“We felt our goal of 100,000 pounds, equivalent to 1 can per person in Lethbridge was realistic,” says Danielle McIntyre, executive director with Interfaith Food Bank. “Each food bank processes about 70,000 pounds of food each and every month, and during the summer our stocks tend to get quite low. Though we didn’t quite reach the goal, food collected from Target Hunger will provide each food bank with 2 weeks of food stocks to help local families, and we’ve made huge strides in engaging our community in addressing local hunger needs.”
In addition to food contributions, community members also gave of themselves, offering their time to assist on event day, or to encourage participation from the community. A very special thank you should be extended to
- Target Hunger Planning Committee comprised of representatives from both food banks, and community members dedicated to battling hunger in Lethbridge and area.
- Kush Patel and Yamin Raza, Serving Communities Intern Program (SCIP) students, who kept the committee on track by overseeing route maps, coordinating volunteers and promoting the event.
- Ivan Djomegni, Aldrin Azucena and Don Castillo , SCIP students, for the development and maintenance of the Online Sign-up tool, which saved the food banks thousands of dollars in software development costs.

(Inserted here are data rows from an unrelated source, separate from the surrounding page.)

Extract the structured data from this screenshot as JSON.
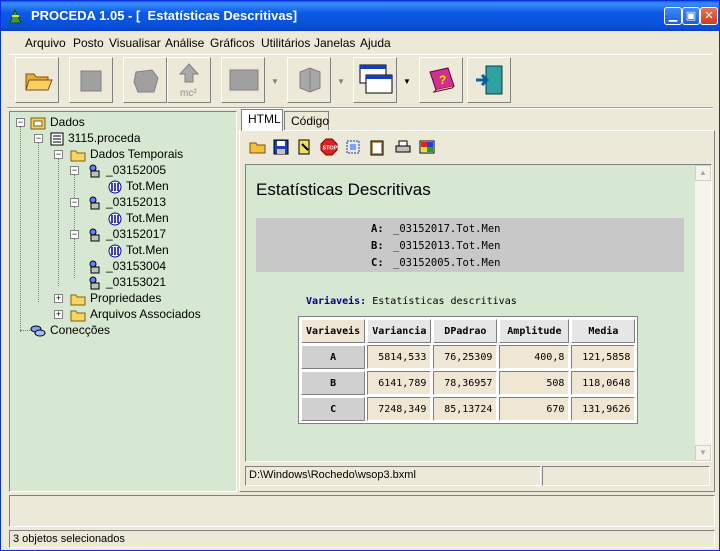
{
  "window": {
    "title": "PROCEDA 1.05 - [  Estatísticas Descritivas]",
    "accent": "#0a5ae6"
  },
  "menu": [
    "Arquivo",
    "Posto",
    "Visualisar",
    "Análise",
    "Gráficos",
    "Utilitários",
    "Janelas",
    "Ajuda"
  ],
  "toolbar": {
    "buttons": [
      "open-folder-icon",
      "stop-square-icon",
      "shape-icon",
      "mc2-icon",
      "rectangle-icon",
      "puzzle-icon",
      "windows-icon",
      "help-book-icon",
      "exit-door-icon"
    ],
    "mc2_label": "mc²"
  },
  "tree": {
    "root": "Dados",
    "project": "3115.proceda",
    "temporal": "Dados Temporais",
    "stations": [
      {
        "name": "_03152005",
        "child": "Tot.Men"
      },
      {
        "name": "_03152013",
        "child": "Tot.Men"
      },
      {
        "name": "_03152017",
        "child": "Tot.Men"
      },
      {
        "name": "_03153004"
      },
      {
        "name": "_03153021"
      }
    ],
    "properties": "Propriedades",
    "associated": "Arquivos Associados",
    "connections": "Conecções"
  },
  "tabs": [
    "HTML",
    "Código"
  ],
  "report": {
    "title": "Estatísticas Descritivas",
    "variables": [
      {
        "key": "A:",
        "value": "_03152017.Tot.Men"
      },
      {
        "key": "B:",
        "value": "_03152013.Tot.Men"
      },
      {
        "key": "C:",
        "value": "_03152005.Tot.Men"
      }
    ],
    "caption_label": "Variaveis:",
    "caption_text": " Estatísticas descritivas",
    "table": {
      "headers": [
        "Variaveis",
        "Variancia",
        "DPadrao",
        "Amplitude",
        "Media"
      ],
      "rows": [
        [
          "A",
          "5814,533",
          "76,25309",
          "400,8",
          "121,5858"
        ],
        [
          "B",
          "6141,789",
          "78,36957",
          "508",
          "118,0648"
        ],
        [
          "C",
          "7248,349",
          "85,13724",
          "670",
          "131,9626"
        ]
      ]
    }
  },
  "path": "D:\\Windows\\Rochedo\\wsop3.bxml",
  "status": "3 objetos selecionados"
}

- All of the major grocers that assisted with promotion and acted as drop off locations: 2 local Safeway stores, both Save on Foods stores, Sobey’s Uplands, Real Canadian Superstore, Real Canadian Wholesale Club, Troy’s No Frills and Simon’s No Frills
- Volunteer Lethbridge, Lethbridge Public Library, Park Place Mall and ATB Centre for helping to promote the event through Hot Spot locations.
- Volunteer Lethbridge, Lethbridge Public Library, Servus Sports Centre and Exhibition Park for helping to promote the event through Hot Spot locations.
- Staples for providing printing services.
- Local media outlets for multiple public service announcements and event promotion.
- Several local groups and agencies who hosted events to collect for Target Hunger, including the Lethbridge Public Library Food for Fines program and Westminster Community Pool Opening Day.
- The Movie Mill for providing advertising in theatres.
- The hundreds of volunteers who assisted with bag delivery and pickup, sorting at collection sites and hosting community events to support Target Hunger. A special mention to almost 100 volunteers from the LDS Young Single Adults group.
- The thousands of community members who contributed food and financial donations to help our neighbors in need.